EXERCISE INSTRUCTIONS:
Every line of the data below is to be written out again exactly.
Content starts
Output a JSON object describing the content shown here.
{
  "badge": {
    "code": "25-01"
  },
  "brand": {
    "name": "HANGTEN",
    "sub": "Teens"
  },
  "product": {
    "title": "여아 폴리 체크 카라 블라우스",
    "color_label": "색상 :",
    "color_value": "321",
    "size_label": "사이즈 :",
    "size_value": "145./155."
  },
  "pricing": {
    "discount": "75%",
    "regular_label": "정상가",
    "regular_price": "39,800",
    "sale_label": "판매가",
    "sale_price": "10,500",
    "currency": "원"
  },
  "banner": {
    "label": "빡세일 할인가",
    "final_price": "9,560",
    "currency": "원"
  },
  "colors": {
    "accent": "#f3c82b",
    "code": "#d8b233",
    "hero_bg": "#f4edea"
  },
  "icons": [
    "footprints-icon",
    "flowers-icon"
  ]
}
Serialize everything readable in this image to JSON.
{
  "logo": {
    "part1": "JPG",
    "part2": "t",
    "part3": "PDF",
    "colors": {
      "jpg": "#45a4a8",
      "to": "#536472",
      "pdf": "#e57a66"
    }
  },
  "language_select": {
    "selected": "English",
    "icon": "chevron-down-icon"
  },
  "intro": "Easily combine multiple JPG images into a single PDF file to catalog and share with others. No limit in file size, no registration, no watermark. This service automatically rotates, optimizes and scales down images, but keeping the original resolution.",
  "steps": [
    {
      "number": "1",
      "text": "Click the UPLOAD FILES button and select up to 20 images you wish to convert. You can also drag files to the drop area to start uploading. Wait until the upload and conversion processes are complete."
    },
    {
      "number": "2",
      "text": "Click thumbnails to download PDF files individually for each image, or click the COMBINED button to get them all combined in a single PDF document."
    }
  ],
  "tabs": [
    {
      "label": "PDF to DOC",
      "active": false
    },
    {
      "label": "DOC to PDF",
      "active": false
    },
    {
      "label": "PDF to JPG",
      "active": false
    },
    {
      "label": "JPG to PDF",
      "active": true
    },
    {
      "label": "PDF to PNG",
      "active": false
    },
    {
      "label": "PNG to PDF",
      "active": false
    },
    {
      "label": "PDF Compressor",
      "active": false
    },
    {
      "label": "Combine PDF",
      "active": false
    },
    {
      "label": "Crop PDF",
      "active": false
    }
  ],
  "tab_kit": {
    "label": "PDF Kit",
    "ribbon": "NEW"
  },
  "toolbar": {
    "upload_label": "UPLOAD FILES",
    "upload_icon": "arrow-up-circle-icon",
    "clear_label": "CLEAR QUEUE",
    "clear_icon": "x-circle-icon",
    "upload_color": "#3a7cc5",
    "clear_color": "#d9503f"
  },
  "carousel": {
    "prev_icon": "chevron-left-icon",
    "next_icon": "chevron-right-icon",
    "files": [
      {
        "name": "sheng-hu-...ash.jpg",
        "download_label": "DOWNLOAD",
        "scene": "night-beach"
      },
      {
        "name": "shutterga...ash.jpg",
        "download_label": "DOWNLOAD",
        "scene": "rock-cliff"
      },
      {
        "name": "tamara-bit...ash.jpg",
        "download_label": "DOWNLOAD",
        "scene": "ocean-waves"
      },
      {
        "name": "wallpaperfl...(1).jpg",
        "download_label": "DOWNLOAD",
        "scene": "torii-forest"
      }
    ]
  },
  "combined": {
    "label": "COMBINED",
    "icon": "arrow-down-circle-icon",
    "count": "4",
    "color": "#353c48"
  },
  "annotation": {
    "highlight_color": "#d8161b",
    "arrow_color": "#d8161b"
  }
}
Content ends
TASK OUTPUT:
Output a JSON object describing the content shown here.
{
  "badge": {
    "code": "25-01"
  },
  "brand": {
    "name": "HANGTEN",
    "sub": "Teens"
  },
  "product": {
    "title": "여아 폴리 체크 카라 블라우스",
    "color_label": "색상 :",
    "color_value": "321",
    "size_label": "사이즈 :",
    "size_value": "145./155."
  },
  "pricing": {
    "discount": "75%",
    "regular_label": "정상가",
    "regular_price": "39,800",
    "sale_label": "판매가",
    "sale_price": "10,500",
    "currency": "원"
  },
  "banner": {
    "label": "빡세일 할인가",
    "final_price": "9,560",
    "currency": "원"
  },
  "colors": {
    "accent": "#f3c82b",
    "code": "#d8b233",
    "hero_bg": "#f4edea"
  },
  "icons": [
    "footprints-icon",
    "flowers-icon"
  ]
}
Serialize everything readable in this image to JSON.
{
  "logo": {
    "part1": "JPG",
    "part2": "t",
    "part3": "PDF",
    "colors": {
      "jpg": "#45a4a8",
      "to": "#536472",
      "pdf": "#e57a66"
    }
  },
  "language_select": {
    "selected": "English",
    "icon": "chevron-down-icon"
  },
  "intro": "Easily combine multiple JPG images into a single PDF file to catalog and share with others. No limit in file size, no registration, no watermark. This service automatically rotates, optimizes and scales down images, but keeping the original resolution.",
  "steps": [
    {
      "number": "1",
      "text": "Click the UPLOAD FILES button and select up to 20 images you wish to convert. You can also drag files to the drop area to start uploading. Wait until the upload and conversion processes are complete."
    },
    {
      "number": "2",
      "text": "Click thumbnails to download PDF files individually for each image, or click the COMBINED button to get them all combined in a single PDF document."
    }
  ],
  "tabs": [
    {
      "label": "PDF to DOC",
      "active": false
    },
    {
      "label": "DOC to PDF",
      "active": false
    },
    {
      "label": "PDF to JPG",
      "active": false
    },
    {
      "label": "JPG to PDF",
      "active": true
    },
    {
      "label": "PDF to PNG",
      "active": false
    },
    {
      "label": "PNG to PDF",
      "active": false
    },
    {
      "label": "PDF Compressor",
      "active": false
    },
    {
      "label": "Combine PDF",
      "active": false
    },
    {
      "label": "Crop PDF",
      "active": false
    }
  ],
  "tab_kit": {
    "label": "PDF Kit",
    "ribbon": "NEW"
  },
  "toolbar": {
    "upload_label": "UPLOAD FILES",
    "upload_icon": "arrow-up-circle-icon",
    "clear_label": "CLEAR QUEUE",
    "clear_icon": "x-circle-icon",
    "upload_color": "#3a7cc5",
    "clear_color": "#d9503f"
  },
  "carousel": {
    "prev_icon": "chevron-left-icon",
    "next_icon": "chevron-right-icon",
    "files": [
      {
        "name": "sheng-hu-...ash.jpg",
        "download_label": "DOWNLOAD",
        "scene": "night-beach"
      },
      {
        "name": "shutterga...ash.jpg",
        "download_label": "DOWNLOAD",
        "scene": "rock-cliff"
      },
      {
        "name": "tamara-bit...ash.jpg",
        "download_label": "DOWNLOAD",
        "scene": "ocean-waves"
      },
      {
        "name": "wallpaperfl...(1).jpg",
        "download_label": "DOWNLOAD",
        "scene": "torii-forest"
      }
    ]
  },
  "combined": {
    "label": "COMBINED",
    "icon": "arrow-down-circle-icon",
    "count": "4",
    "color": "#353c48"
  },
  "annotation": {
    "highlight_color": "#d8161b",
    "arrow_color": "#d8161b"
  }
}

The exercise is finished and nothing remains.